Riders of a certain age will doubtless remember the classic children's TV series The White Horses. Its theme music certainly lives long in the memory. The series was first broadcast in the 1960's but was still doing the rounds years later. As a little girl who was taking my first riding lessons, The White Horses was a must see every week. As the years went by, the programme faded from my memory but I never forgot that the stunning white horses were called Lipizzaners. Strangely I had never given much thought to where they were from. I always presumed that they must be bred in Spain or Austria because they were the stars of the Spanish Riding School in Vienna. I was to discover years later that I was on the right track.
In 2011 I took my first trip to Slovenia and was looking forward to walking in the mountains and enjoying the great outdoors. Unfortunately the weather had other ideas, at least for my first day in the country. It was tipping down with rain. I was forced to take the usual weather avoidance tactic of the hapless traveller and visit some caves. This was no bad thing as the Skocjan caves turned out to be the most spectacular that I had ever seen. By the time I had completed the tour the weather had abated. I still had a few hours of the day to enjoy and so I got back on the road to see what else was in the area.
The Lipica Stud Farm
I saw one of those brown tourist signs directing people to the Lipica Stud Farm. Something twitched in the recesses of my mind. Surely Lipica couldn't have anything to do with Lipizzaners? I headed for the stud to investigate. It didn't take long to realise that this was the home of my White Horses. I even recognised some of the filming locations after all those years. I took the organised tour of the stud which proved to be fascinating. I was particularly interested to discover that Lipizzaners are born black and slowly turn white. The breed is descended from Spanish horses so there was a Spanish connection. All Lipizanners today are the descendants of just six stallions which were the foundation of the breed.
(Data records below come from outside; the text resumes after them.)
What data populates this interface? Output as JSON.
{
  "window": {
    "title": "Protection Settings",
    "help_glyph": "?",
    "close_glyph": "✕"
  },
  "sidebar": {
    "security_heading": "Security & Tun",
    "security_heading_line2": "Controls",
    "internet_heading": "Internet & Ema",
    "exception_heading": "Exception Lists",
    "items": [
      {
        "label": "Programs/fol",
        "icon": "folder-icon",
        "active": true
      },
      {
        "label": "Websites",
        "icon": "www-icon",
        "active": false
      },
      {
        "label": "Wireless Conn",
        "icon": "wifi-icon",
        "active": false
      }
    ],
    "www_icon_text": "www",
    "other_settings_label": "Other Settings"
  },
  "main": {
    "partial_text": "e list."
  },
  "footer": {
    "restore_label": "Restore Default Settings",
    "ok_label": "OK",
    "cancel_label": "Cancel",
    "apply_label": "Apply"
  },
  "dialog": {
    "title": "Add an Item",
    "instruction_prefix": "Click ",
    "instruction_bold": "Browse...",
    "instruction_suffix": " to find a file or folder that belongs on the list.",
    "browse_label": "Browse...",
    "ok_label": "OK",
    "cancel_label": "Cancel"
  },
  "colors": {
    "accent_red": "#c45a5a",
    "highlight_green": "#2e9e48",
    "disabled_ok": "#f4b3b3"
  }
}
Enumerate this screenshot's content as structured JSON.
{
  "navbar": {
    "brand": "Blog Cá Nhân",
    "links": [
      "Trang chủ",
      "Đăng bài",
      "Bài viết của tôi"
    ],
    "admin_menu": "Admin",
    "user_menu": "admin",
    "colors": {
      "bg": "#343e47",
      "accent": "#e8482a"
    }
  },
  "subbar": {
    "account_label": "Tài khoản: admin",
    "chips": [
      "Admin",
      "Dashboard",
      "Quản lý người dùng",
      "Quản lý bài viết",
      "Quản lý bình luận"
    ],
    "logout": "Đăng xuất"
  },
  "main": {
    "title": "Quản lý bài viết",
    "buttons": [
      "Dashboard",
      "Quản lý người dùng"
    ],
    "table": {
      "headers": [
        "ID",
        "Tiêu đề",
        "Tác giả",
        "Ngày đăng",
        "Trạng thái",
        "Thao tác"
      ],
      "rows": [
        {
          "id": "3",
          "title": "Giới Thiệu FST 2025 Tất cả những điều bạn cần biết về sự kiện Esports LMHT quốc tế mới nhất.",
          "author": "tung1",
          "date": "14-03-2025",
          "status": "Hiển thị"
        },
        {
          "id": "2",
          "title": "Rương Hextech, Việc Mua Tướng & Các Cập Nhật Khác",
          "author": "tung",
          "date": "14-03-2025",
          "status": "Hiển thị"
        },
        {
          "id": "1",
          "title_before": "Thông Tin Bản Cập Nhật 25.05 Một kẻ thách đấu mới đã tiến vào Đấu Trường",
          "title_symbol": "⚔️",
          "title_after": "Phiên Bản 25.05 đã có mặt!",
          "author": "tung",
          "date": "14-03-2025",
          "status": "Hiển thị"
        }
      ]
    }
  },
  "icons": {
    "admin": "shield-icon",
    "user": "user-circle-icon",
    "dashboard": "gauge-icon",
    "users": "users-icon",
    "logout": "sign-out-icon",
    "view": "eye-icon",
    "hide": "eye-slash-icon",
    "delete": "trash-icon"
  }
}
The horses are now bred at several studs in Europe including the Piper Stud in Austria. It is from the Piper Stud that the Spanish Riding School in Vienna source their horses, so there is an Austrian connection too.
How Many Turnout Rugs?
I was astounded to see just how many Lipizzaners there were at the stud. There were 350 horses in total. The pedigree of every animal is carefully recorded and can be followed all the way back to those six stallions on which the breed was founded. The stables were beautiful and surrounded by acres and acres of stunning countryside belonging to the stud and into which the horses were turned out every day. Now that is a lot of horse turnout rugs in winter!If you are an experienced equestrian then you can ride the horses at Lipica. Sadly, I had arrived too late in the day for that. No matter, I was just delighted to visit such a beautiful place and to meet the white horses that had made such an impression on me as a child.